Compute how many lines in the entries below include the string "screenshot". Only the number is wanted.

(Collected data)
◆ ◆ ◆ ◆ ◆ ◆ ◆

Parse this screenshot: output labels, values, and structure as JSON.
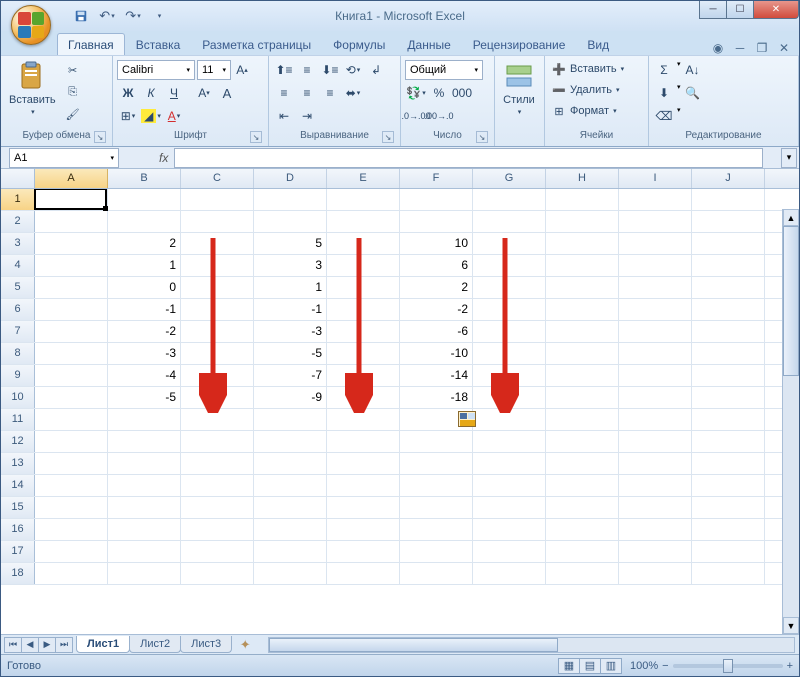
{
  "title": "Книга1 - Microsoft Excel",
  "tabs": {
    "active": "Главная",
    "items": [
      "Главная",
      "Вставка",
      "Разметка страницы",
      "Формулы",
      "Данные",
      "Рецензирование",
      "Вид"
    ]
  },
  "ribbon": {
    "clipboard": {
      "label": "Буфер обмена",
      "paste": "Вставить"
    },
    "font": {
      "label": "Шрифт",
      "name": "Calibri",
      "size": "11",
      "bold": "Ж",
      "italic": "К",
      "underline": "Ч"
    },
    "align": {
      "label": "Выравнивание"
    },
    "number": {
      "label": "Число",
      "format": "Общий",
      "percent": "%",
      "thousand": "000"
    },
    "styles": {
      "label": "",
      "btn": "Стили"
    },
    "cells": {
      "label": "Ячейки",
      "insert": "Вставить",
      "delete": "Удалить",
      "format": "Формат"
    },
    "edit": {
      "label": "Редактирование",
      "sigma": "Σ"
    }
  },
  "name_box": "A1",
  "columns": [
    "A",
    "B",
    "C",
    "D",
    "E",
    "F",
    "G",
    "H",
    "I",
    "J"
  ],
  "active_col": "A",
  "active_row": 1,
  "row_count": 18,
  "cells": {
    "3": {
      "B": "2",
      "D": "5",
      "F": "10"
    },
    "4": {
      "B": "1",
      "D": "3",
      "F": "6"
    },
    "5": {
      "B": "0",
      "D": "1",
      "F": "2"
    },
    "6": {
      "B": "-1",
      "D": "-1",
      "F": "-2"
    },
    "7": {
      "B": "-2",
      "D": "-3",
      "F": "-6"
    },
    "8": {
      "B": "-3",
      "D": "-5",
      "F": "-10"
    },
    "9": {
      "B": "-4",
      "D": "-7",
      "F": "-14"
    },
    "10": {
      "B": "-5",
      "D": "-9",
      "F": "-18"
    }
  },
  "sheets": {
    "active": "Лист1",
    "items": [
      "Лист1",
      "Лист2",
      "Лист3"
    ]
  },
  "status": {
    "ready": "Готово",
    "zoom": "100%"
  }
}
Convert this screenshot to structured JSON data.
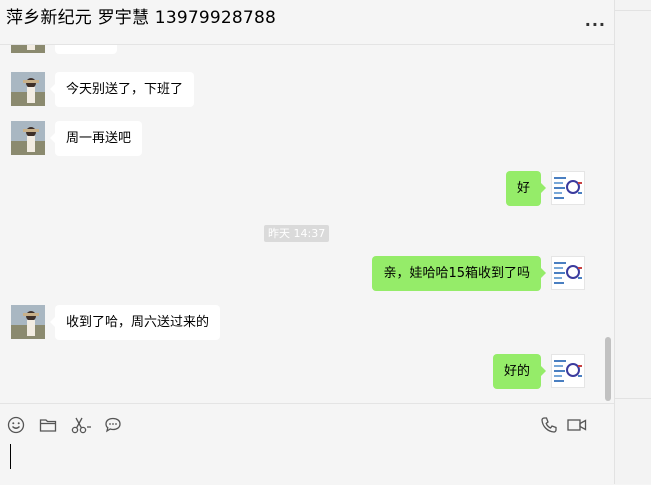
{
  "header": {
    "title": "萍乡新纪元 罗宇慧 13979928788",
    "more_label": "..."
  },
  "timestamp": "昨天 14:37",
  "messages": [
    {
      "side": "left",
      "text": "",
      "partial": true
    },
    {
      "side": "left",
      "text": "今天别送了，下班了"
    },
    {
      "side": "left",
      "text": "周一再送吧"
    },
    {
      "side": "right",
      "text": "好"
    },
    {
      "side": "right",
      "text": "亲，娃哈哈15箱收到了吗"
    },
    {
      "side": "left",
      "text": "收到了哈，周六送过来的"
    },
    {
      "side": "right",
      "text": "好的"
    }
  ],
  "toolbar": {
    "left_icons": [
      "emoji-icon",
      "folder-icon",
      "scissors-icon",
      "chat-bubble-icon"
    ],
    "right_icons": [
      "phone-icon",
      "video-icon"
    ]
  },
  "colors": {
    "background": "#f5f5f5",
    "bubble_sent": "#95ec69",
    "bubble_received": "#ffffff",
    "timestamp_bg": "#dadada"
  }
}
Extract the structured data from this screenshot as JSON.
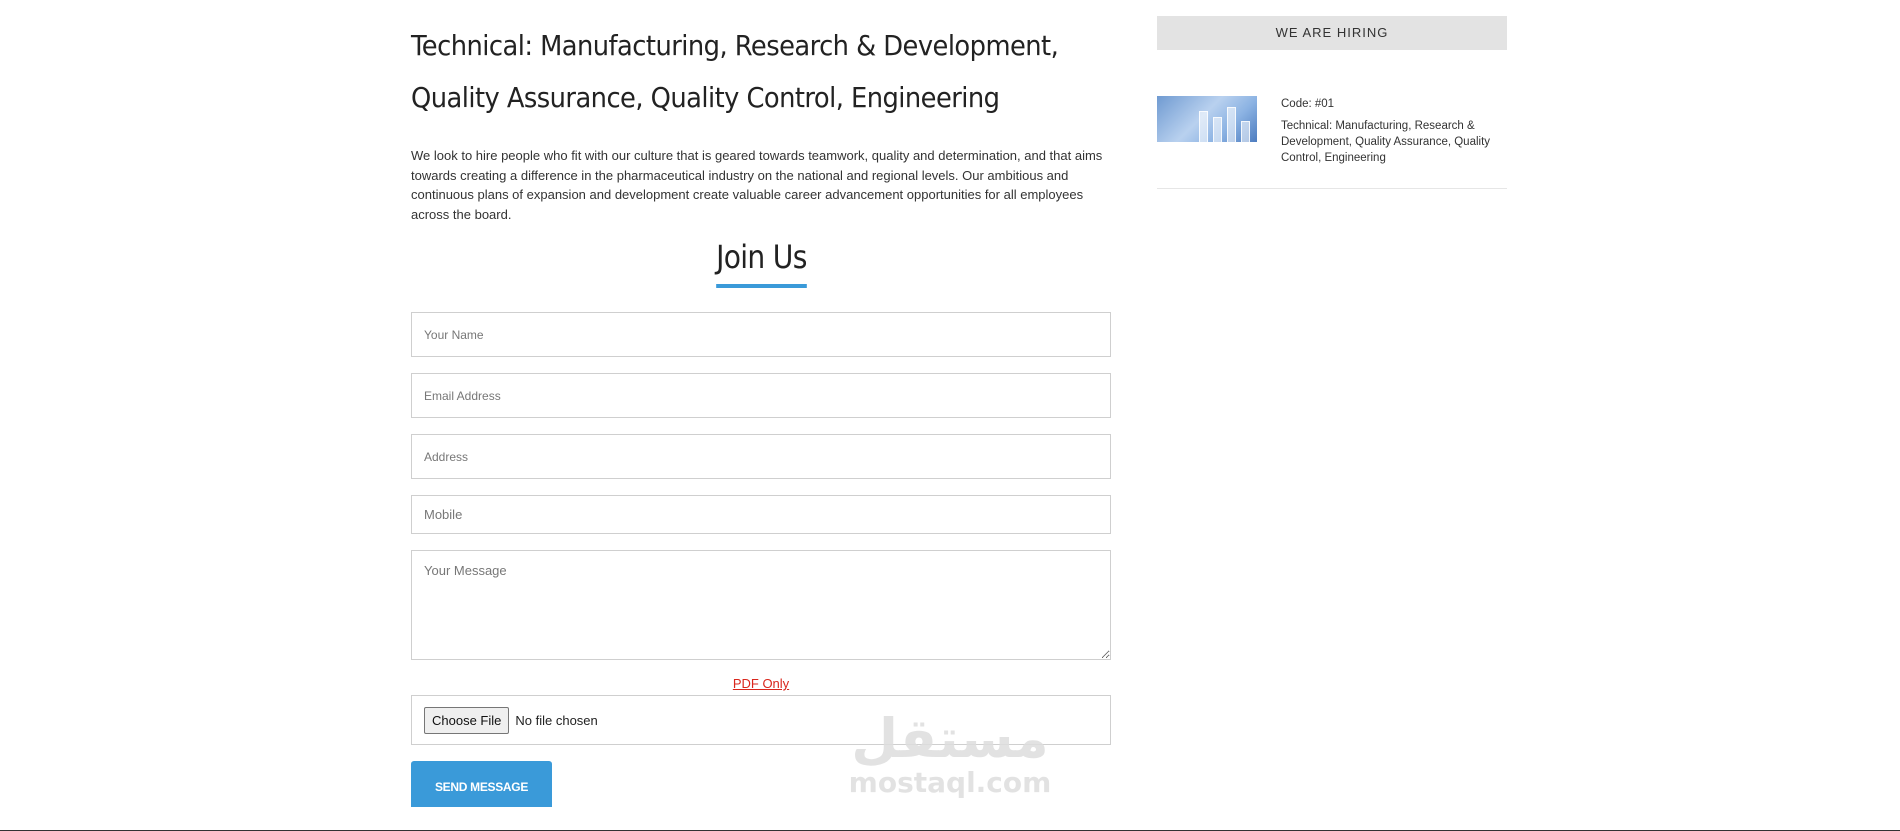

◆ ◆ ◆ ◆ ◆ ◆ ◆

RESULT FOR THIS TASK — 3